And when do the terms ‘heresy’ and ‘heterodoxy’ come into play in the conversation? That would involve more than just a discussion of Tradition, as GJDS suggests. What possibly could count as ‘theologically liberal, verging on heretical’ or even as ‘heretical’ wrt A&E in your view, Jim?

I think this is what GJDS is getting at wrt your position (or lack of position) when he says:

“I find your somewhat obscure suggestion that you are in a position to propose changes to orthodox Christianity objectionable”.

This hints of a classical distinction between ‘orthodoxy’ and ‘Orthodoxy’ and between ‘evangelicals’, Protestants, Catholics and Orthodox within Church history. If there is no ‘orthodoxy’ about Adam and Eve in whatever evangelical ‘denomination’ Jim calls home, then no possible ‘unorthodoxy’ or even ‘heterodoxy’ could in principle be possible. Taking no position then, might be in some ways the best position without orthodoxy as their guide.

After reading most of the Symposium articles, here is how the writers seem imo to be positioned:
Anti-historical A&E:
Peter Enns (formerly BioLogos), Karl Giberson (formerly BioLogos), Denis O. Lamoureux (affiliated with BioLogos), John Schneider

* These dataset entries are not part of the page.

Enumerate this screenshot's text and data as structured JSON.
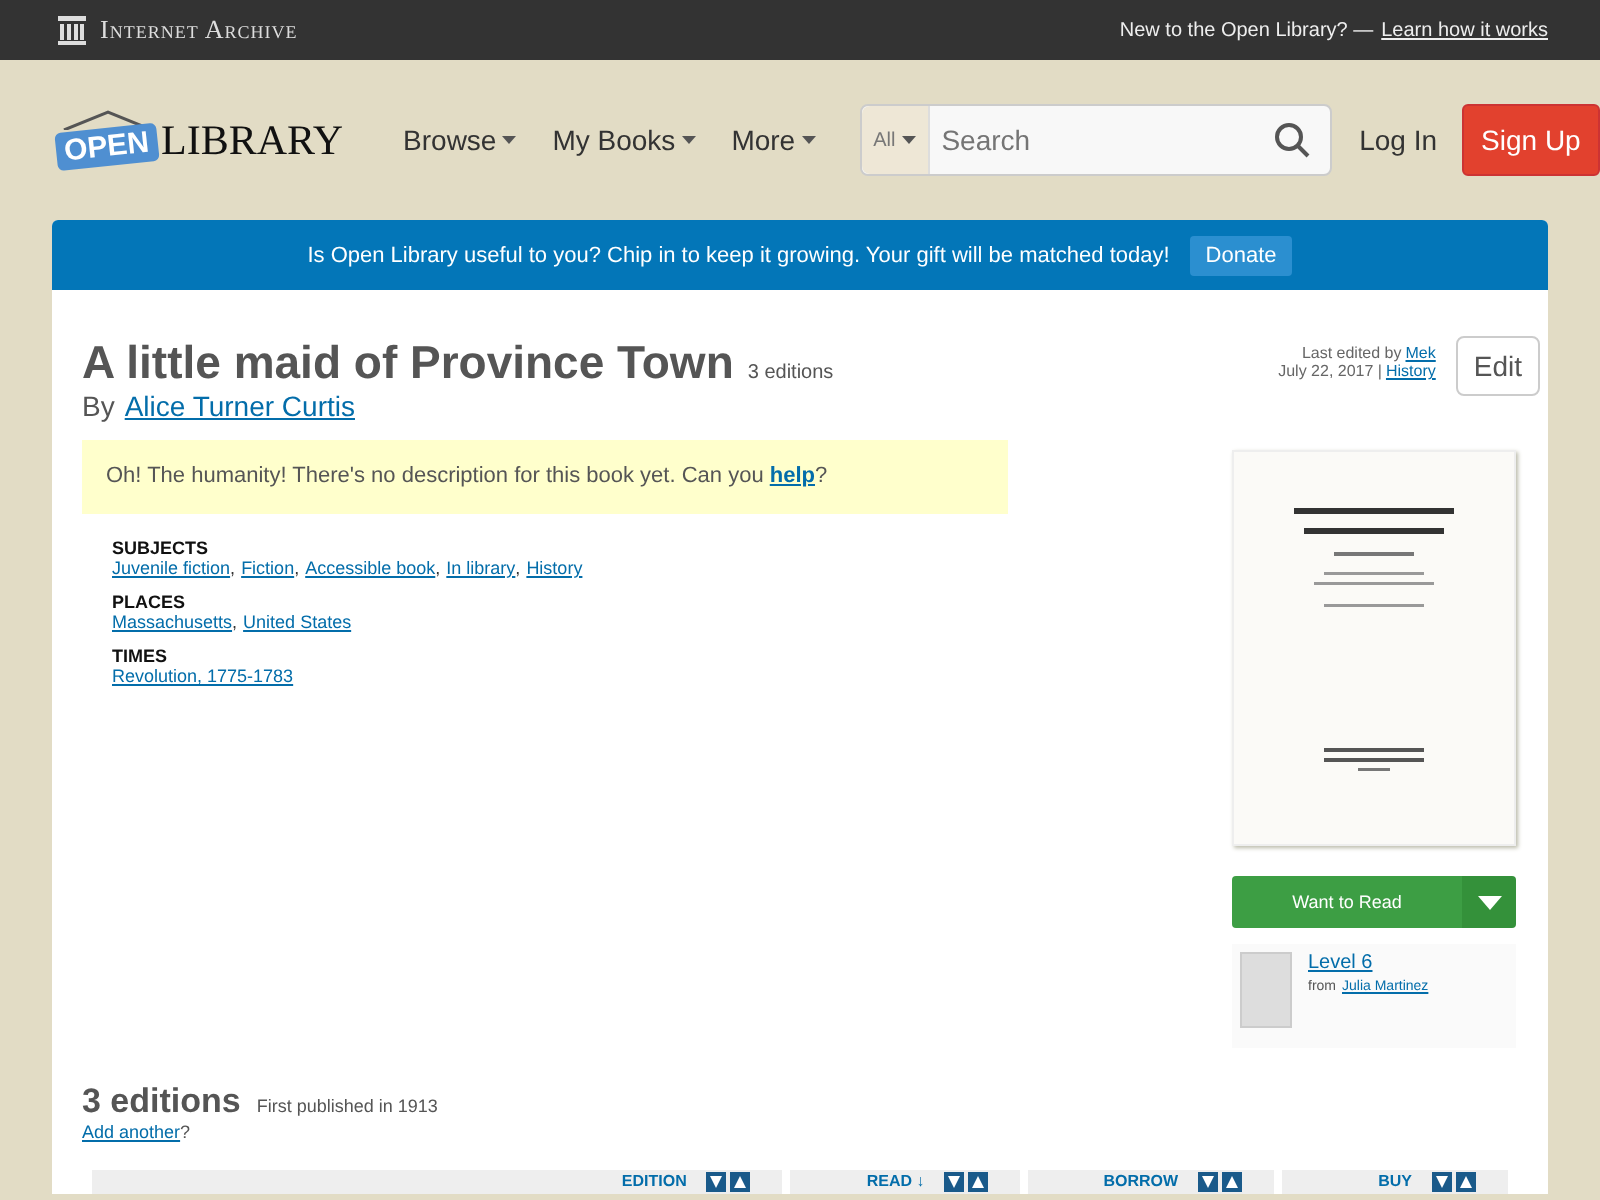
{
  "top_bar": {
    "brand": "Internet Archive",
    "prompt": "New to the Open Library? —",
    "link": "Learn how it works"
  },
  "header": {
    "logo_badge": "OPEN",
    "logo_text": "LIBRARY",
    "nav": [
      "Browse",
      "My Books",
      "More"
    ],
    "search": {
      "scope": "All",
      "placeholder": "Search"
    },
    "login": "Log In",
    "signup": "Sign Up"
  },
  "banner": {
    "text": "Is Open Library useful to you? Chip in to keep it growing. Your gift will be matched today!",
    "button": "Donate"
  },
  "book": {
    "title": "A little maid of Province Town",
    "edition_count": "3 editions",
    "by": "By",
    "author": "Alice Turner Curtis",
    "last_edited": "Last edited by",
    "editor": "Mek",
    "date": "July 22, 2017 |",
    "history": "History",
    "edit": "Edit",
    "description": "Oh! The humanity! There's no description for this book yet. Can you **help**?",
    "facets": [
      {
        "heading": "SUBJECTS",
        "separator": ",",
        "links": [
          "Juvenile fiction",
          "Fiction",
          "Accessible book",
          "In library",
          "History"
        ]
      },
      {
        "heading": "PLACES",
        "separator": ",",
        "links": [
          "Massachusetts",
          "United States"
        ]
      },
      {
        "heading": "TIMES",
        "links": [
          "Revolution, 1775-1783"
        ]
      }
    ]
  },
  "sidebar": {
    "want": "Want to Read",
    "list": {
      "name": "Level 6",
      "from": "from",
      "owner": "Julia Martinez"
    }
  },
  "editions": {
    "heading": "3 editions",
    "published": "First published in 1913",
    "add": "Add another",
    "add_suffix": "?",
    "columns": [
      "EDITION",
      "READ ↓",
      "BORROW",
      "BUY"
    ]
  }
}
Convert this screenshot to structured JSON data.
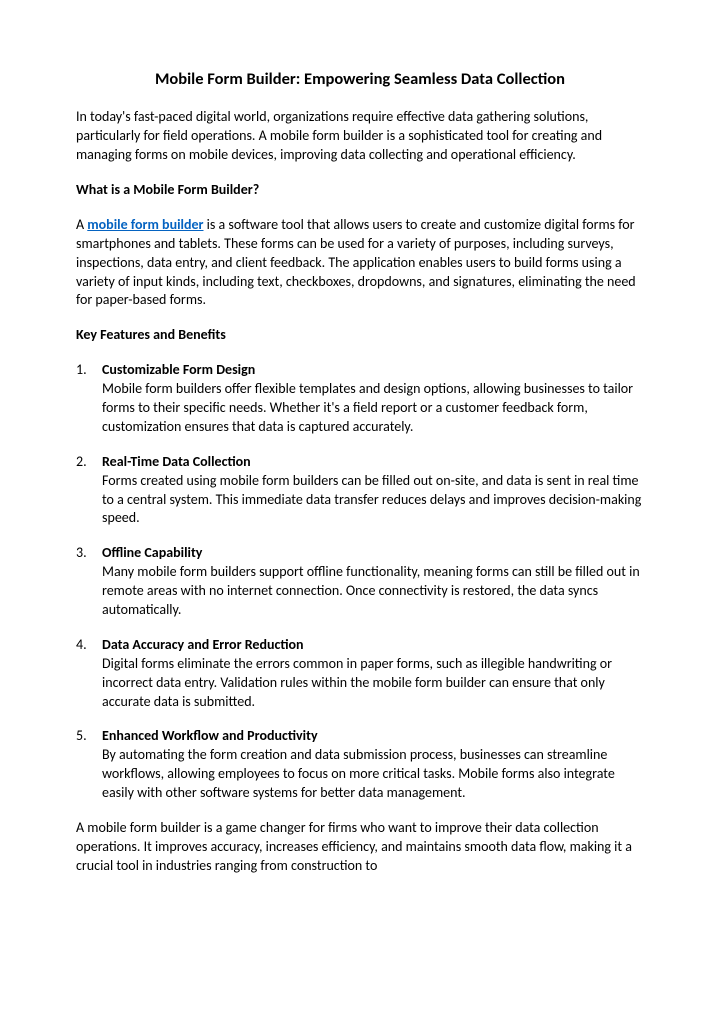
{
  "title": "Mobile Form Builder: Empowering Seamless Data Collection",
  "intro": "In today's fast-paced digital world, organizations require effective data gathering solutions, particularly for field operations. A mobile form builder is a sophisticated tool for creating and managing forms on mobile devices, improving data collecting and operational efficiency.",
  "section1_heading": "What is a Mobile Form Builder?",
  "section1_pre": "A ",
  "section1_link": "mobile form builder",
  "section1_post": " is a software tool that allows users to create and customize digital forms for smartphones and tablets. These forms can be used for a variety of purposes, including surveys, inspections, data entry, and client feedback. The application enables users to build forms using a variety of input kinds, including text, checkboxes, dropdowns, and signatures, eliminating the need for paper-based forms.",
  "section2_heading": "Key Features and Benefits",
  "features": [
    {
      "num": "1.",
      "title": "Customizable Form Design",
      "body": "Mobile form builders offer flexible templates and design options, allowing businesses to tailor forms to their specific needs. Whether it's a field report or a customer feedback form, customization ensures that data is captured accurately."
    },
    {
      "num": "2.",
      "title": "Real-Time Data Collection",
      "body": "Forms created using mobile form builders can be filled out on-site, and data is sent in real time to a central system. This immediate data transfer reduces delays and improves decision-making speed."
    },
    {
      "num": "3.",
      "title": "Offline Capability",
      "body": "Many mobile form builders support offline functionality, meaning forms can still be filled out in remote areas with no internet connection. Once connectivity is restored, the data syncs automatically."
    },
    {
      "num": "4.",
      "title": "Data Accuracy and Error Reduction",
      "body": "Digital forms eliminate the errors common in paper forms, such as illegible handwriting or incorrect data entry. Validation rules within the mobile form builder can ensure that only accurate data is submitted."
    },
    {
      "num": "5.",
      "title": "Enhanced Workflow and Productivity",
      "body": "By automating the form creation and data submission process, businesses can streamline workflows, allowing employees to focus on more critical tasks. Mobile forms also integrate easily with other software systems for better data management."
    }
  ],
  "conclusion": "A mobile form builder is a game changer for firms who want to improve their data collection operations. It improves accuracy, increases efficiency, and maintains smooth data flow, making it a crucial tool in industries ranging from construction to"
}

Unclear/uncommitted/on the fence:
Harry “Hal” Lee Poe (Ironic title: “A Case Study in Confusion”)

Pro-historical A&E:
Hans Madueme, William VanDoodewaard, John H. Walton (affiliated with BioLogos)

Let me add, however, that the ‘fence-sitter’ Poe, also said this:

“I strongly insist that the science does not dispute the possibility or probability of a common couple as the progenitors of the human race.” [Iow, ‘common ancestry’ & ‘sole progenitors’ not in clash, like “Adam as Our Common Ancestor, but not our Sole Progenitor”.]

[I’d still really like to hear if BioLogos people have yet read the Flynn-Kemp scenario re: monogenism because it may surprise the anti-historical A&E majority here.]

And this:

“The present controversy [regarding A&E] cannot be simply resolved by appealing to the science, because science does not deal with the issues at stake. The disagreements are deeply rooted in theological traditions, philosophical assumptions, epistemological presuppositions, hermeneutical methods, exegetical theories, personal convictions, and tribal loyalties.”

Tribal loyalties and theological traditions are imho especially important in the way Adam and Eve are discussed at BioLogos (e.g. “Catholics don’t have any problem with this” - S. Joshua Swamidass at BioLogos conference 2015, again, see Flynn-Kemp). If Jim identifies no ‘orthodoxy’ wrt A&E, then no heterodoxy is even possible in taking ‘no position.’ Perhaps, however, the still uncommitted do have an important mediation role, like Poe, in pushing back ‘evangelically’ against ‘(pop) geneticism’ and ‘scientism’ on this topic, to allow historical theology, even orthodoxy its say, before they eventually do take a position consistent with the teachings of the ‘one holy, catholic and apostolic Church’.